- EXERCISE DETAILS
Look through the data below. Collect every line where the word "this" occurs.
++++++
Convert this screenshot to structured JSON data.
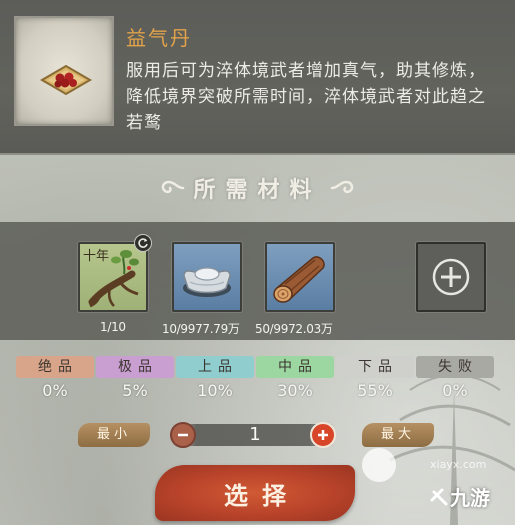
{
  "item": {
    "name": "益气丹",
    "description": "服用后可为淬体境武者增加真气，助其修炼，降低境界突破所需时间，淬体境武者对此趋之若鹜",
    "icon": "pill-plate-icon"
  },
  "materials_section": {
    "title": "所需材料",
    "slots": [
      {
        "icon": "herb-root-icon",
        "tag": "十年",
        "count": "1/10",
        "bg": "#a8ba80"
      },
      {
        "icon": "silver-ingot-icon",
        "count": "10/9977.79万",
        "bg": "#6b8db1"
      },
      {
        "icon": "wood-log-icon",
        "count": "50/9972.03万",
        "bg": "#6b8db1"
      },
      {
        "icon": "plus-icon",
        "count": ""
      }
    ]
  },
  "grades": [
    {
      "label": "绝品",
      "value": "0%",
      "color": "#d8a58a"
    },
    {
      "label": "极品",
      "value": "5%",
      "color": "#c99ed0"
    },
    {
      "label": "上品",
      "value": "10%",
      "color": "#8fcdcf"
    },
    {
      "label": "中品",
      "value": "30%",
      "color": "#9cd6a0"
    },
    {
      "label": "下品",
      "value": "55%",
      "color": "#cfd0cc"
    },
    {
      "label": "失败",
      "value": "0%",
      "color": "#a9a9a4"
    }
  ],
  "quantity": {
    "min_label": "最小",
    "max_label": "最大",
    "value": "1"
  },
  "select_button": {
    "label": "选择"
  },
  "watermark": {
    "url": "xiayx.com",
    "logo": "九游"
  },
  "colors": {
    "accent_red": "#c44a2c",
    "gold_title": "#e3a34a"
  }
}
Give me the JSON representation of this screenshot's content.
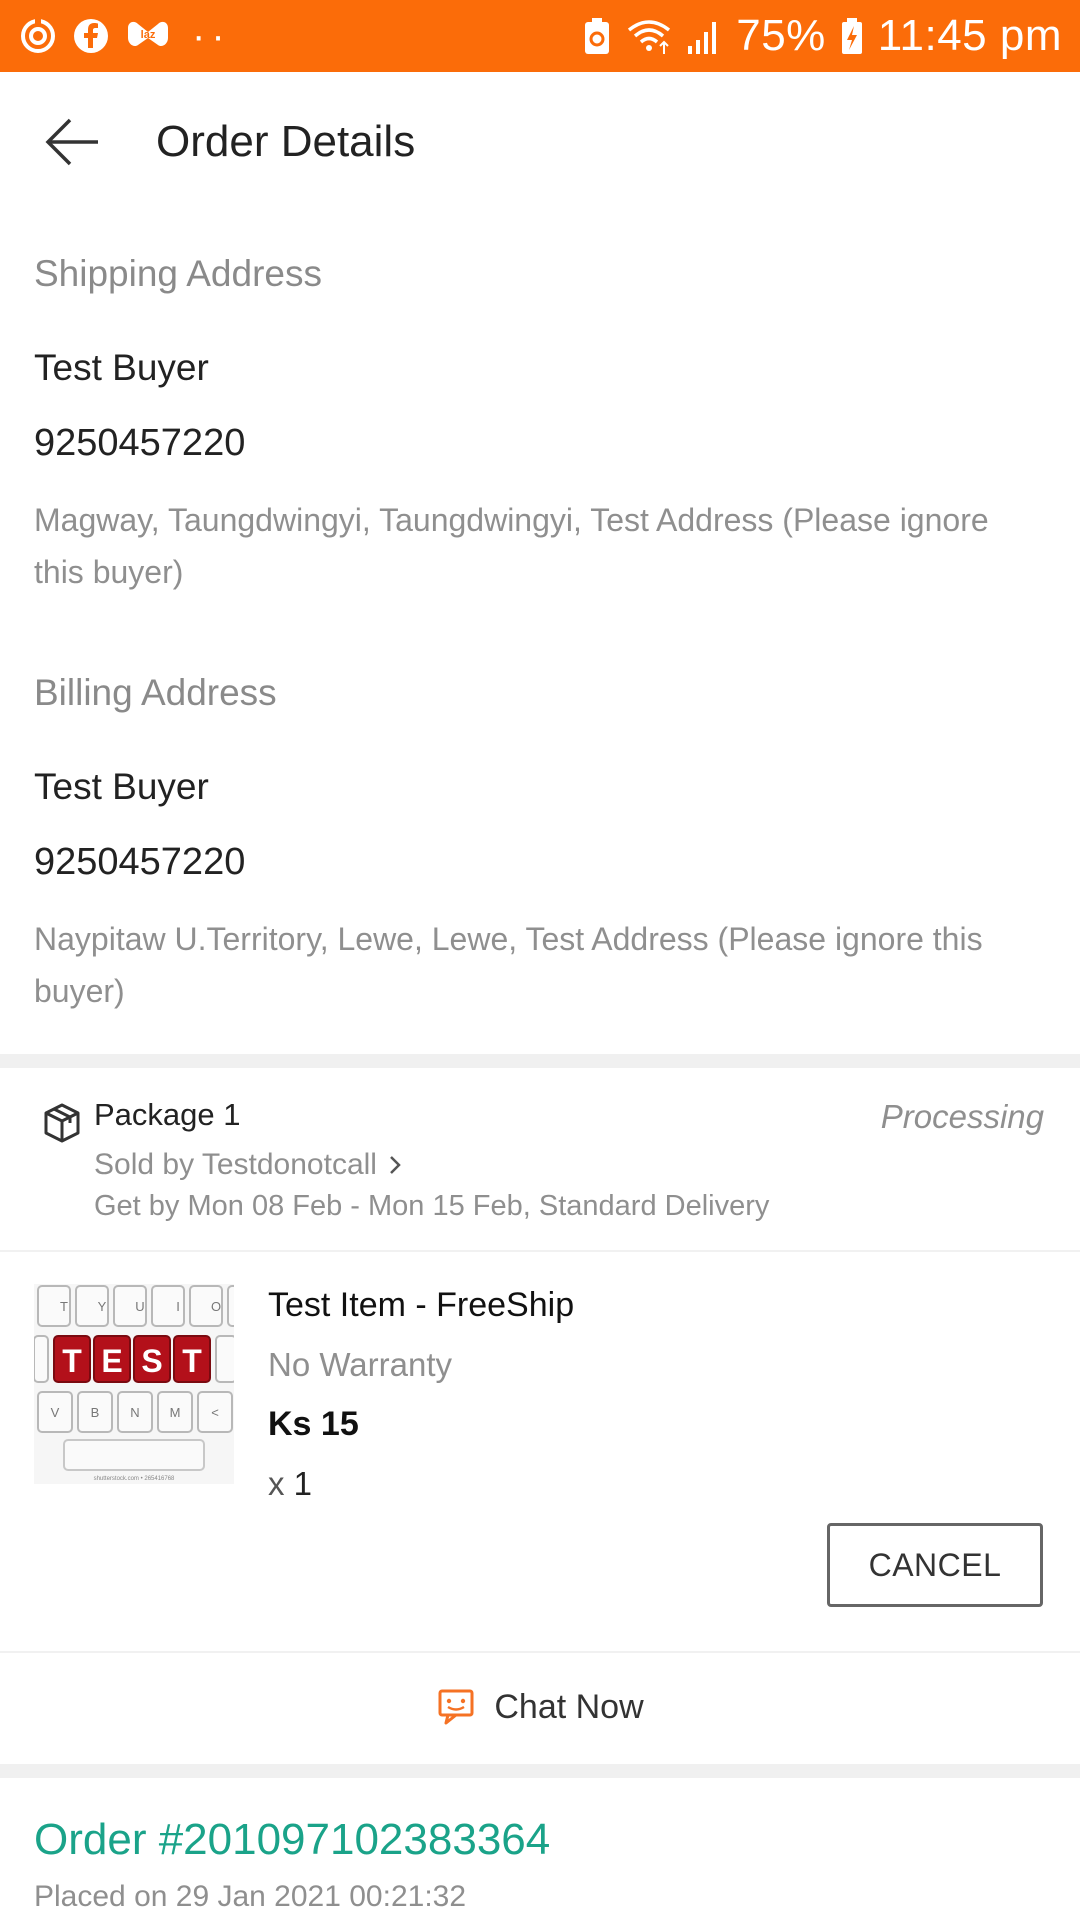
{
  "status_bar": {
    "battery_percent": "75%",
    "time": "11:45 pm",
    "left_icons": [
      "sync-icon",
      "facebook-icon",
      "lazada-icon"
    ],
    "right_icons": [
      "battery-saver-icon",
      "wifi-icon",
      "signal-icon",
      "battery-charging-icon"
    ],
    "bg_color": "#fb6c09"
  },
  "header": {
    "title": "Order Details"
  },
  "shipping": {
    "label": "Shipping Address",
    "name": "Test Buyer",
    "phone": "9250457220",
    "address": "Magway, Taungdwingyi, Taungdwingyi, Test Address (Please ignore this buyer)"
  },
  "billing": {
    "label": "Billing Address",
    "name": "Test Buyer",
    "phone": "9250457220",
    "address": "Naypitaw U.Territory, Lewe, Lewe, Test Address (Please ignore this buyer)"
  },
  "package": {
    "title": "Package 1",
    "status": "Processing",
    "seller": "Sold by Testdonotcall",
    "delivery": "Get by Mon 08 Feb - Mon 15 Feb, Standard Delivery"
  },
  "item": {
    "title": "Test Item - FreeShip",
    "warranty": "No Warranty",
    "price": "Ks 15",
    "qty_prefix": "x",
    "qty": "1",
    "image_caption": "shutterstock.com • 265416768",
    "image_keys": [
      "T",
      "Y",
      "U",
      "I",
      "O",
      "T",
      "E",
      "S",
      "T",
      "V",
      "B",
      "N",
      "M",
      "<"
    ],
    "cancel_label": "CANCEL"
  },
  "chat": {
    "label": "Chat Now",
    "icon_color": "#f57224"
  },
  "order": {
    "number": "Order #201097102383364",
    "placed": "Placed on 29 Jan 2021  00:21:32",
    "number_color": "#1aa389"
  }
}
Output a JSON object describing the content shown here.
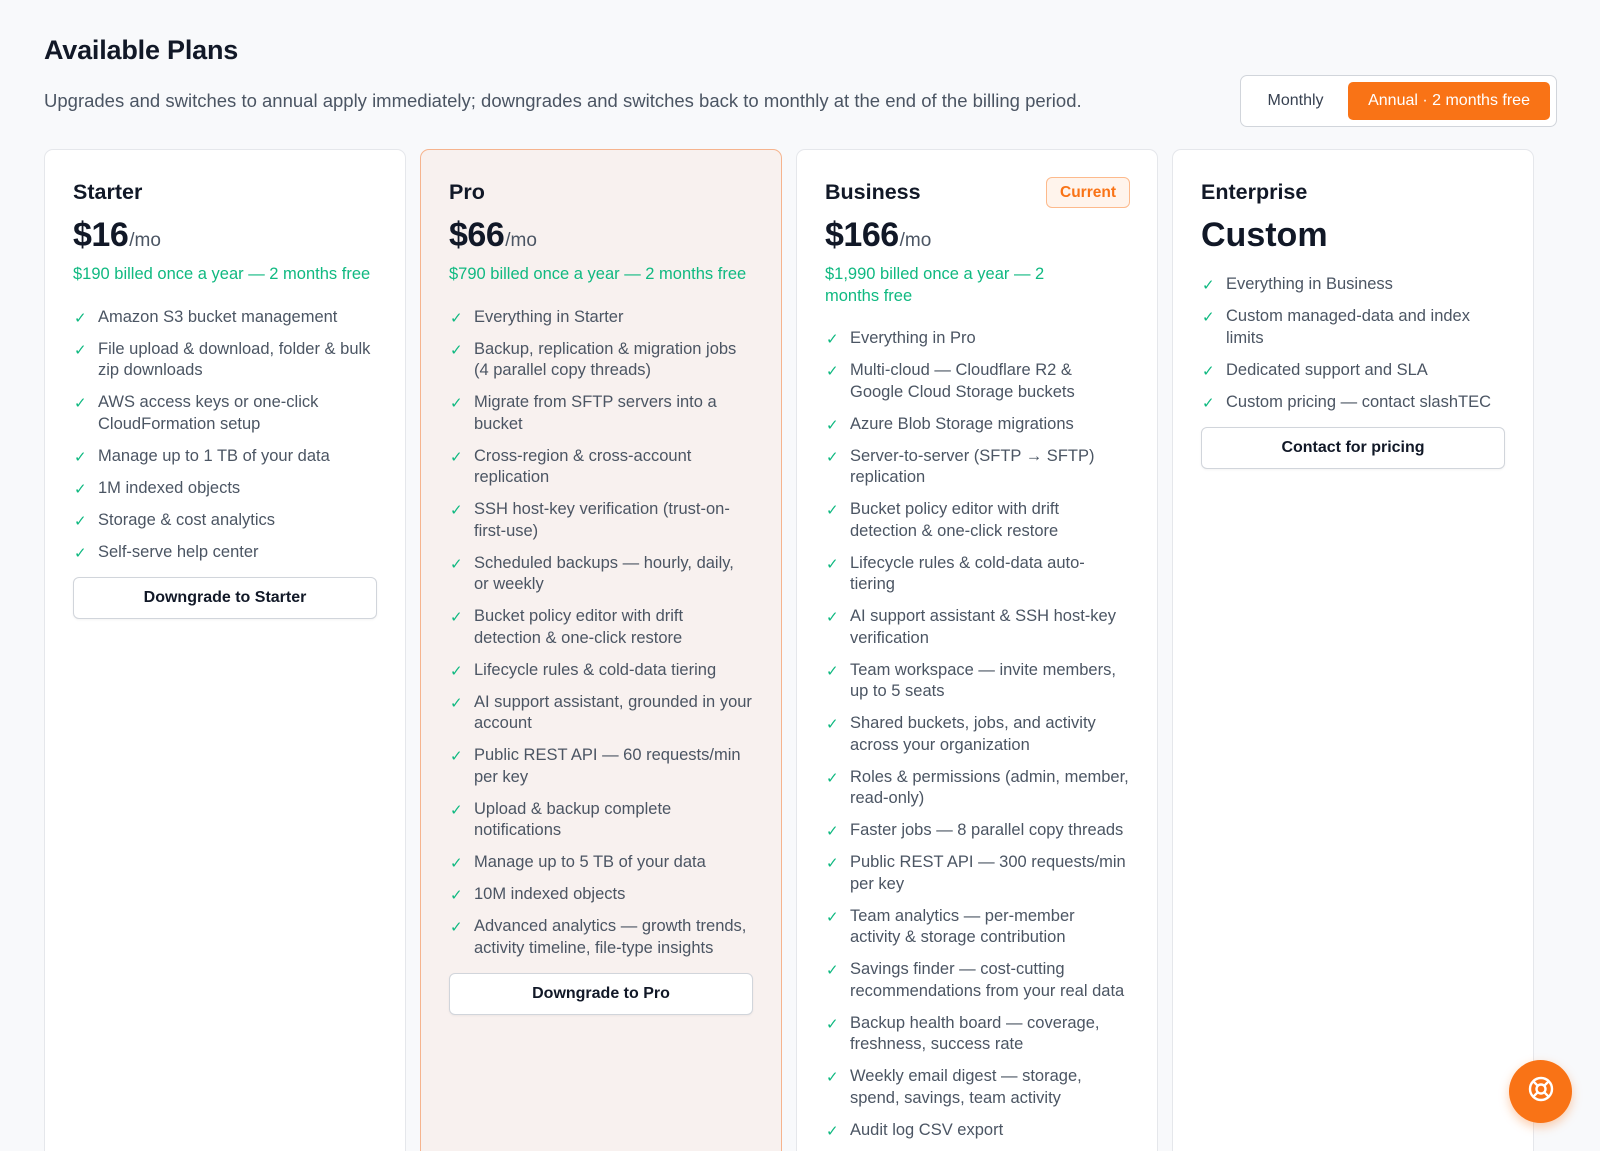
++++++
- YOUR RESPONSE
Convert this screenshot to structured JSON data.
Give me the JSON representation of this screenshot's content.
    "address": "Magway, Taungdwingyi, Taungdwingyi, Test Address (Please ignore this buyer)"
    "address": "Naypitaw U.Territory, Lewe, Lewe, Test Address (Please ignore this buyer)"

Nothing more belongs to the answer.